    5. Your d6 mechanic sounds pretty good to me. It doesn't have a lot of granularity, which is fine if you want a simpler game. My hangup on granularity is just that I like the idea of a campaign so I want to give players some way to improve abilities over time. That's why using only Adv/Dis isn't ideal for that style of play. Once you have Adv with your sword where else is there to go? Double, Triple, Quad Adv? Sure. But in Black Hack your Strength will get higher over time and you'll basically never fail. Which... maybe OK too. Really this is all dependent on the type of game you want to run, isn't it? There are no wrong answers but there are good arguments, in context.

    6. I've been testing various dicing systems for my WIP, and it really comes down to the identity you want your game to have.
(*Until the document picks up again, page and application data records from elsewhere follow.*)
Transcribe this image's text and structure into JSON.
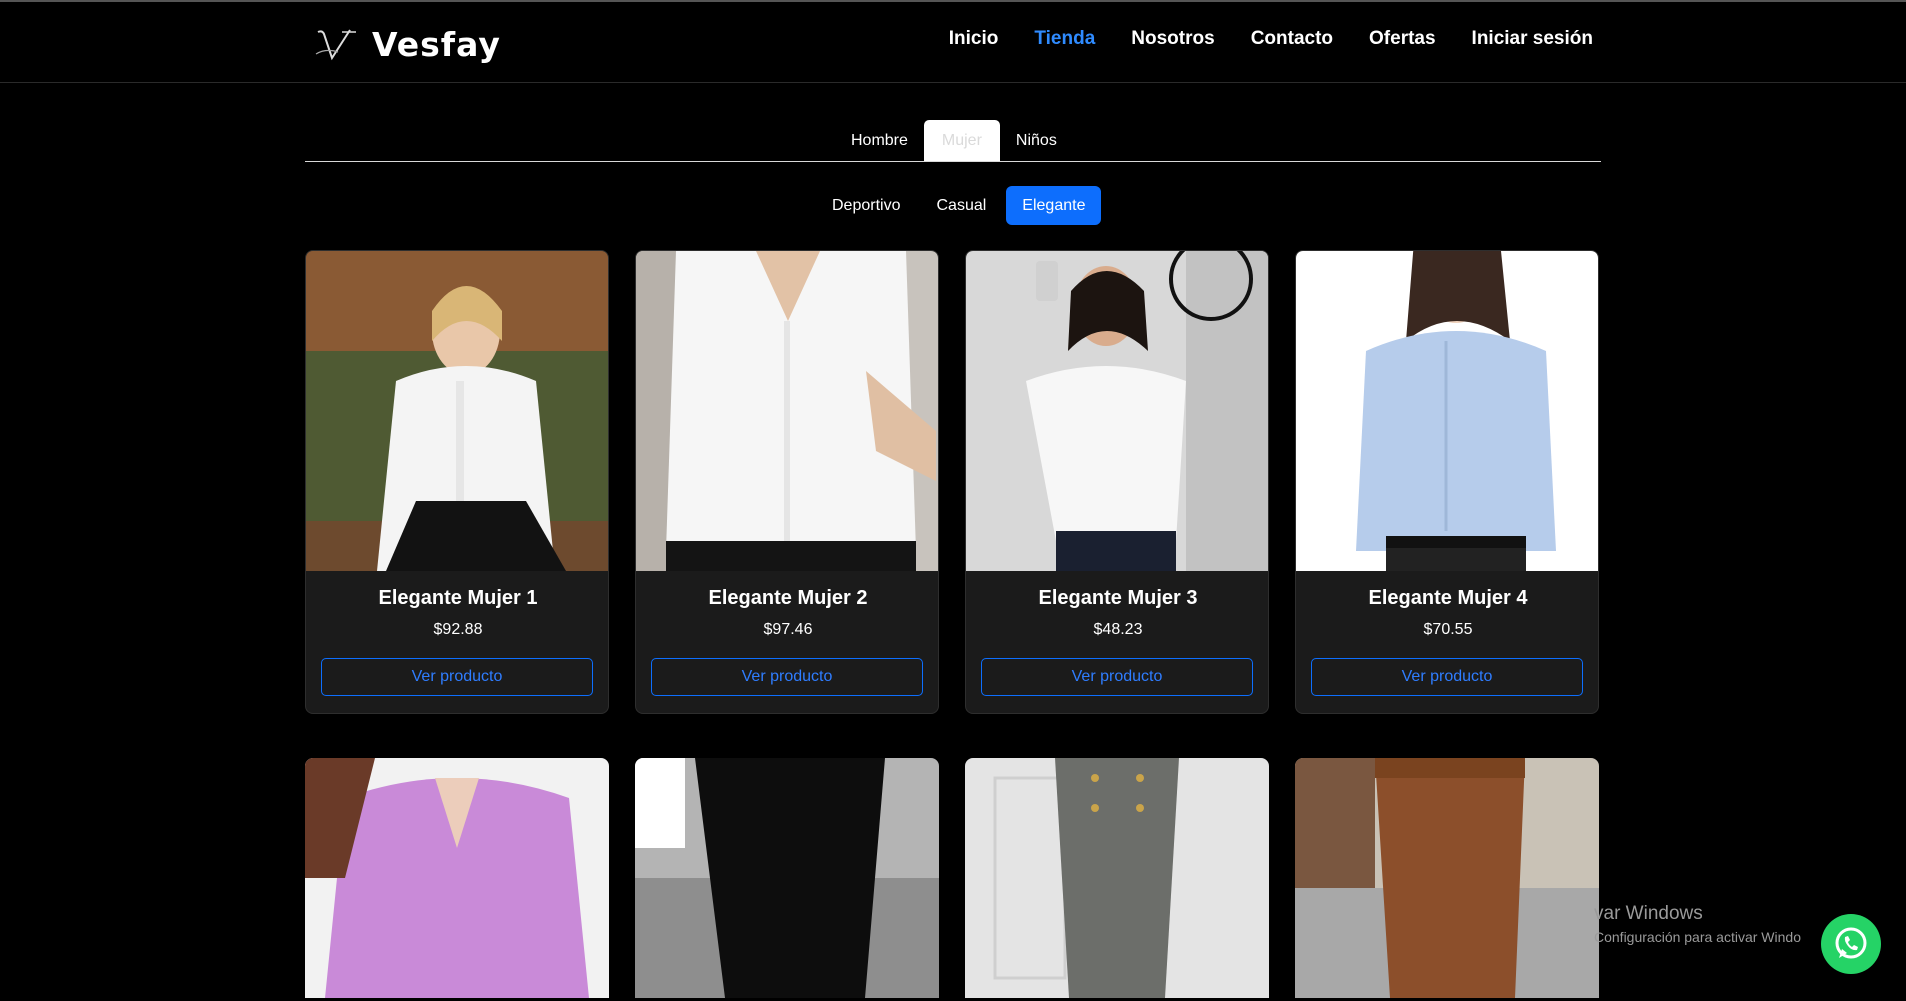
{
  "header": {
    "brand_name": "Vesfay",
    "nav": [
      {
        "label": "Inicio",
        "active": false
      },
      {
        "label": "Tienda",
        "active": true
      },
      {
        "label": "Nosotros",
        "active": false
      },
      {
        "label": "Contacto",
        "active": false
      },
      {
        "label": "Ofertas",
        "active": false
      },
      {
        "label": "Iniciar sesión",
        "active": false
      }
    ]
  },
  "gender_tabs": [
    "Hombre",
    "Mujer",
    "Niños"
  ],
  "gender_active": "Mujer",
  "style_pills": [
    "Deportivo",
    "Casual",
    "Elegante"
  ],
  "style_active": "Elegante",
  "products": [
    {
      "title": "Elegante Mujer 1",
      "price": "$92.88",
      "button": "Ver producto"
    },
    {
      "title": "Elegante Mujer 2",
      "price": "$97.46",
      "button": "Ver producto"
    },
    {
      "title": "Elegante Mujer 3",
      "price": "$48.23",
      "button": "Ver producto"
    },
    {
      "title": "Elegante Mujer 4",
      "price": "$70.55",
      "button": "Ver producto"
    }
  ],
  "overlay": {
    "watermark_line1": "var Windows",
    "watermark_line2": "Configuración para activar Windo"
  },
  "colors": {
    "accent": "#0d6efd",
    "nav_active": "#2f8bff",
    "background": "#000000",
    "card": "#1b1b1b",
    "whatsapp": "#25d366"
  }
}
A limited dice pool system is VERY simple to learn. The Roll Under style systems, Black Hack and Into the Odd are also simple but I dunno, it just doesn't seem as satisfying as roll over. Into the Odd's combat rolls are very cool.

      For simplicity I really like how Professor Dungeon Master on youtube, and Runehammer, do their DC by scene. Basically, each 'room' or encounter has a single difficulty number, that's what you need to roll, add bonuses as appropriate. So find the secret door, hit the monster, unlock the chest, it's all one number. Pretty simple. Add HP to monsters to make them more difficult if the room difficulty is set low.

    7. Agreed, that method is dope. For my WIP GOZR, each PC makes rolls against their own ACs (Action Classes), and it's roll high. The way difficulty or challenge comes into it is that enemies have "Threat". So the GM can spend a monster's Threat to force rerolls, take extra actions, and do special junk. Otherwise if your Prowess AC is 10 then to hit in combat you just have to roll 11+, regardless of what you're fighting. If it's a badass boss it might have a lot more Threat to bring to bear.

    8. Oh I see, so THREAT is like a rule breaker. Like luck points you can use to reroll, go again, etc...

      I'm playing with the idea of calling it 'effort' like in Deadpool, you can declare MAXIMUM EFFORT and burn a point to gain advantage or whatever. lol.

      I like rule breakers. I'm messing around with giving them to PC's based on level. Like, each level you can gain a hit die, or a new skill, or a stat +1, or an effort point. With caps on everything of course. Effort will refill each game session, or maybe level, or maybe night's sleep in an inn, still working that out.

    9. BTW, I think i've talked on here about my WIP for months, but have very little to show for it.

      Why? I got stuck in planning mode, because I didn't have a solid direction for what I wanted this thing to be. For the kids? OSR compatible? Super Newb friendly? Funky narrative stuff?

      I was trying for all things at once. That's a nope. Don't do that!

    10. I actually screwed up in a comment here. You'd roll 10+ if your Prowess was 10, not 11+. So it's exactly like a saving throw or AC mechanic.

      Also, yeah, focus is hard to achieve. Good luck!

  2. Another note on dicing. A HUGE knock against using only d6's is the fun factor. For me that kinda has to be the #1 thing, fun.

    When I sat down to play D&D with the kids, they didnt' pick up the d6's, they picked up the d20 and 12, and looked at the d4 with a skeptical eye.

    Rolling the big ones, and rolling high, is just fun. Dunno why. I'm sure if I had a d30 that'd be their fav. And if I had a d100, heaven. :-)

    1. The RPG hobby was founded on funky dice!

    2. Lol. I'm about to order some of those DCC dice, the 16 and 24 and what not. And a giant golf ball sized d20.